Content starts
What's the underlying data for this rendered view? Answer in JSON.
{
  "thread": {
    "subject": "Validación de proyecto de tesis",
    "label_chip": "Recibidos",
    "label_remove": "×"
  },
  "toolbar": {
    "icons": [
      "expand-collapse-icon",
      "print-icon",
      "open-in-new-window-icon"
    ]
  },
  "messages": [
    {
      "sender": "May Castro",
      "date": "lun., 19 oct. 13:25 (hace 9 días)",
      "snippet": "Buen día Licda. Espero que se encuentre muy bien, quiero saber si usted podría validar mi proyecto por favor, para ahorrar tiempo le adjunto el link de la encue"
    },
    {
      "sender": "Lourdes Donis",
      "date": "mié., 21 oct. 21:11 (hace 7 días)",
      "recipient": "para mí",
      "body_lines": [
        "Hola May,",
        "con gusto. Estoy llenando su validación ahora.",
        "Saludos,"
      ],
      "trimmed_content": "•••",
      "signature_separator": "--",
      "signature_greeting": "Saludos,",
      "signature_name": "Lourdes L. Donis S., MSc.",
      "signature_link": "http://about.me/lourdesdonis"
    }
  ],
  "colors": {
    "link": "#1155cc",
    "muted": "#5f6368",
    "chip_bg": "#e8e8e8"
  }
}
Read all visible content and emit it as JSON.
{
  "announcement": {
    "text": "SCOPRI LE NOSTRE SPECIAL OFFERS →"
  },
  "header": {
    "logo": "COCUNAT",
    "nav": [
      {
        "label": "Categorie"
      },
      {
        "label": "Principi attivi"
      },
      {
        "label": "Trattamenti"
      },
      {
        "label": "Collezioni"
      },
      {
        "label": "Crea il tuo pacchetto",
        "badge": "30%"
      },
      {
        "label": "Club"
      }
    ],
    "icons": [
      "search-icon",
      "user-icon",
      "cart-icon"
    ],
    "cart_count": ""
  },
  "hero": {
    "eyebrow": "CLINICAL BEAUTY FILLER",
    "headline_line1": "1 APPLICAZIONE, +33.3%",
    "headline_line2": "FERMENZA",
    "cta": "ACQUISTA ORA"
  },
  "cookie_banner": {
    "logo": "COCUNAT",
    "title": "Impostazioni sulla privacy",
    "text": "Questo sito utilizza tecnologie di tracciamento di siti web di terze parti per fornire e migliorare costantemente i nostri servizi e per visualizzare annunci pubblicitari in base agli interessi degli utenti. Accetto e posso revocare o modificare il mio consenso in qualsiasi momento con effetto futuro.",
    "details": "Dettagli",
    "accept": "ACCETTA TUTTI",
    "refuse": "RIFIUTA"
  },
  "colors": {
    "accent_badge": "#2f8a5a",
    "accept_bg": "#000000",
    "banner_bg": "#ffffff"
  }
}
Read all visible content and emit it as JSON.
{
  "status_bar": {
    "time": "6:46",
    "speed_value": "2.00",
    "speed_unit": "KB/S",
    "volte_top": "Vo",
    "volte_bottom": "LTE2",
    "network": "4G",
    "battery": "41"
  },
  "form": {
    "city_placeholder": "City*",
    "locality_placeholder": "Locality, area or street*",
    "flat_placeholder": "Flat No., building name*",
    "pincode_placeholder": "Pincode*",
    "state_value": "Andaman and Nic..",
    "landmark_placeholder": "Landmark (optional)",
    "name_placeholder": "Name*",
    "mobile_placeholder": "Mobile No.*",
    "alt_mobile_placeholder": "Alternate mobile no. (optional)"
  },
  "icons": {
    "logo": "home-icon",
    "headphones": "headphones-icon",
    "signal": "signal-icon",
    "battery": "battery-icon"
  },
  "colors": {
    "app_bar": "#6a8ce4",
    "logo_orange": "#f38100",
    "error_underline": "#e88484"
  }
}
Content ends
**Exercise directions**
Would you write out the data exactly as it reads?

**Result of the exercise**
What's the underlying data for this rendered view? Answer in JSON.
{
  "thread": {
    "subject": "Validación de proyecto de tesis",
    "label_chip": "Recibidos",
    "label_remove": "×"
  },
  "toolbar": {
    "icons": [
      "expand-collapse-icon",
      "print-icon",
      "open-in-new-window-icon"
    ]
  },
  "messages": [
    {
      "sender": "May Castro",
      "date": "lun., 19 oct. 13:25 (hace 9 días)",
      "snippet": "Buen día Licda. Espero que se encuentre muy bien, quiero saber si usted podría validar mi proyecto por favor, para ahorrar tiempo le adjunto el link de la encue"
    },
    {
      "sender": "Lourdes Donis",
      "date": "mié., 21 oct. 21:11 (hace 7 días)",
      "recipient": "para mí",
      "body_lines": [
        "Hola May,",
        "con gusto. Estoy llenando su validación ahora.",
        "Saludos,"
      ],
      "trimmed_content": "•••",
      "signature_separator": "--",
      "signature_greeting": "Saludos,",
      "signature_name": "Lourdes L. Donis S., MSc.",
      "signature_link": "http://about.me/lourdesdonis"
    }
  ],
  "colors": {
    "link": "#1155cc",
    "muted": "#5f6368",
    "chip_bg": "#e8e8e8"
  }
}
Read all visible content and emit it as JSON.
{
  "announcement": {
    "text": "SCOPRI LE NOSTRE SPECIAL OFFERS →"
  },
  "header": {
    "logo": "COCUNAT",
    "nav": [
      {
        "label": "Categorie"
      },
      {
        "label": "Principi attivi"
      },
      {
        "label": "Trattamenti"
      },
      {
        "label": "Collezioni"
      },
      {
        "label": "Crea il tuo pacchetto",
        "badge": "30%"
      },
      {
        "label": "Club"
      }
    ],
    "icons": [
      "search-icon",
      "user-icon",
      "cart-icon"
    ],
    "cart_count": ""
  },
  "hero": {
    "eyebrow": "CLINICAL BEAUTY FILLER",
    "headline_line1": "1 APPLICAZIONE, +33.3%",
    "headline_line2": "FERMENZA",
    "cta": "ACQUISTA ORA"
  },
  "cookie_banner": {
    "logo": "COCUNAT",
    "title": "Impostazioni sulla privacy",
    "text": "Questo sito utilizza tecnologie di tracciamento di siti web di terze parti per fornire e migliorare costantemente i nostri servizi e per visualizzare annunci pubblicitari in base agli interessi degli utenti. Accetto e posso revocare o modificare il mio consenso in qualsiasi momento con effetto futuro.",
    "details": "Dettagli",
    "accept": "ACCETTA TUTTI",
    "refuse": "RIFIUTA"
  },
  "colors": {
    "accent_badge": "#2f8a5a",
    "accept_bg": "#000000",
    "banner_bg": "#ffffff"
  }
}
Read all visible content and emit it as JSON.
{
  "status_bar": {
    "time": "6:46",
    "speed_value": "2.00",
    "speed_unit": "KB/S",
    "volte_top": "Vo",
    "volte_bottom": "LTE2",
    "network": "4G",
    "battery": "41"
  },
  "form": {
    "city_placeholder": "City*",
    "locality_placeholder": "Locality, area or street*",
    "flat_placeholder": "Flat No., building name*",
    "pincode_placeholder": "Pincode*",
    "state_value": "Andaman and Nic..",
    "landmark_placeholder": "Landmark (optional)",
    "name_placeholder": "Name*",
    "mobile_placeholder": "Mobile No.*",
    "alt_mobile_placeholder": "Alternate mobile no. (optional)"
  },
  "icons": {
    "logo": "home-icon",
    "headphones": "headphones-icon",
    "signal": "signal-icon",
    "battery": "battery-icon"
  },
  "colors": {
    "app_bar": "#6a8ce4",
    "logo_orange": "#f38100",
    "error_underline": "#e88484"
  }
}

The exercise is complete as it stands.